Hydrangea serrata are

  • Hardy to USDA zone 5
  • Bloom on old wood: do not prune

Proven Winners® varieties include: Tuff Stuff series



Hydrangea quercifolia are

  • Hardy to USDA zone 5
  • Bloom on old wood: do not prune, protect in winter

Proven Winners® varieties include: Gatsby series




Why isn't my hydrangea blooming?




Tips for Success:

  • Moist but well-drained soil (hydrangeas will not tolerate wet feet – ever!)
  • Some sun each day. Most people think of hydrangeas as shade plants, but they look and flower best with at least 4 hours of sun, ideally in the morning. Panicle hydrangeas are the most sun tolerant, and can take full sun in northern climates.
  • Plenty of water, especially as they are getting established. Hydrangeas have shallow roots, so they dry out quickly. A 2-3” thick layer of shredded bark mulch is a useful addition to any hydrangea planting.


It is the ways in which these six hydrangeas dif fer that make them confusing.



The trickiest thing about hydrangeas is that different types have different flowering habits:

Panicle and smooth hydrangeas flower on new wood (growth created in the current season). Flower buds on these hydrangeas form after the plant leafs out in spring, and open a few months later in summer.

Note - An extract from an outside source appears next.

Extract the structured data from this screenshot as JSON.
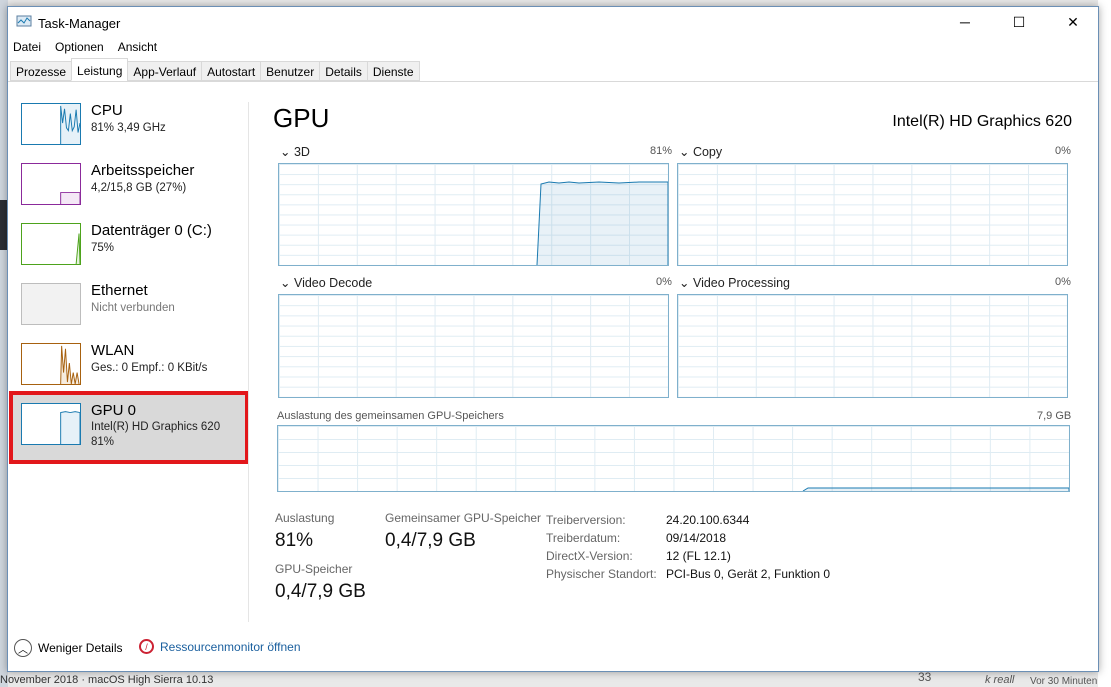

As a result, these plants flower reliably each year, no matter how cold the winter was.

Bigleaf, mountain, oakleaf, and climbing hydrangeas flower on old wood (growth created in the previous season). Flower buds on these hydrangeas begin to form in late summer and must remain undisturbed all through the fall, winter, spring, in order to flower the following summer.
As a result, these plants will not flower if:

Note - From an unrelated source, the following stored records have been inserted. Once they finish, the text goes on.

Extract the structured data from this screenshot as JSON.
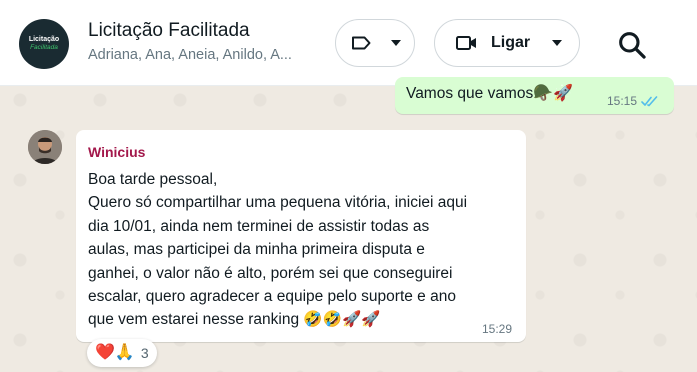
{
  "header": {
    "avatar_line1": "Licitação",
    "avatar_line2": "Facilitada",
    "title": "Licitação Facilitada",
    "members": "Adriana, Ana, Aneia, Anildo, A...",
    "call_label": "Ligar"
  },
  "outgoing": {
    "text": "Vamos que vamos",
    "emojis": "🪖🚀",
    "time": "15:15",
    "status": "read"
  },
  "incoming": {
    "sender": "Winicius",
    "lines": [
      "Boa tarde pessoal,",
      "Quero só compartilhar uma pequena vitória, iniciei aqui",
      "dia 10/01, ainda nem terminei de assistir todas as",
      "aulas, mas participei da minha primeira disputa e",
      "ganhei, o valor não é alto, porém sei que conseguirei",
      "escalar, quero agradecer a equipe pelo suporte e ano",
      "que vem estarei nesse ranking 🤣🤣🚀🚀"
    ],
    "time": "15:29",
    "reactions": {
      "emojis": "❤️🙏",
      "count": "3"
    }
  },
  "colors": {
    "background": "#efeae2",
    "outgoing_bubble": "#d9fdd3",
    "sender_name": "#a3184b",
    "read_ticks": "#53bdeb"
  },
  "icons": [
    "label-icon",
    "video-icon",
    "search-icon",
    "double-check-icon"
  ]
}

  • They are pruned. Pruning at any time will remove potential flower buds.
  • They are browsed by deer, which will eat the flower buds.
  • They are damaged by weather. Winter weather isn’t actually the problem; rather, it is in spring, when several days of warm temperatures are followed by a sudden freeze, that flower buds are most likely to be damaged.

Reblooming hydrangeas, also known as remontant hydrangeas, are types of big leaf and mountain hydrangeas
that have the unique ability to flower on both old and new wood. Even if the buds are damaged in winter weather,
the plant can still flower on wood it produces that season. Reblooming hydrangea varieties include the Let’s
Dance series, and Tuff Stuff.


All hydrangeas undergo some color change as their flowers age, but only big-leaf and mountain hydrangeas can change their color in a predictable, controllable way. It is not the pH of the soil that is responsible for this change – it is actually the presence of aluminum in the soil that does it.

  • Certain varieties of bigleaf hydrangeas cannot experience color change – generally speaking, the more intense the color, the less likely it can change (Cityline® Paris hydrangea is a good example). Similarly, white varieties of big-leaf hydrangea will not change color.
  • It is easier to change a hydrangea from pink to blue than from blue to pink, but both endeavors involve making chemical application in specific amounts at specific times. A soil test is necessary to determine the best course of action. If you decide to try to change the flower color, shop for products carefully and read all directions.
  • Pennies or nails in the soil will not change the flower color!


  • Avoid pruning reblooming hydrangeas and those that flower on old wood, altogether. Instead, site these hydrangeas  appropriately so they do not need to be pruned, and choose varieties that do not get too big
    for their space.
  • New-wood flowering hydrangeas can be pruned each early spring, just as the new growth begins to emerge.
    Remove up to one-third of the height each year if desired to encourage vigorous new growth and strong stems to
    support the flowers.
  • Hydrangeas do not strictly require regular pruning. They will grow and flower well with nothing more than removal of spent flowers and any dead wood each early spring.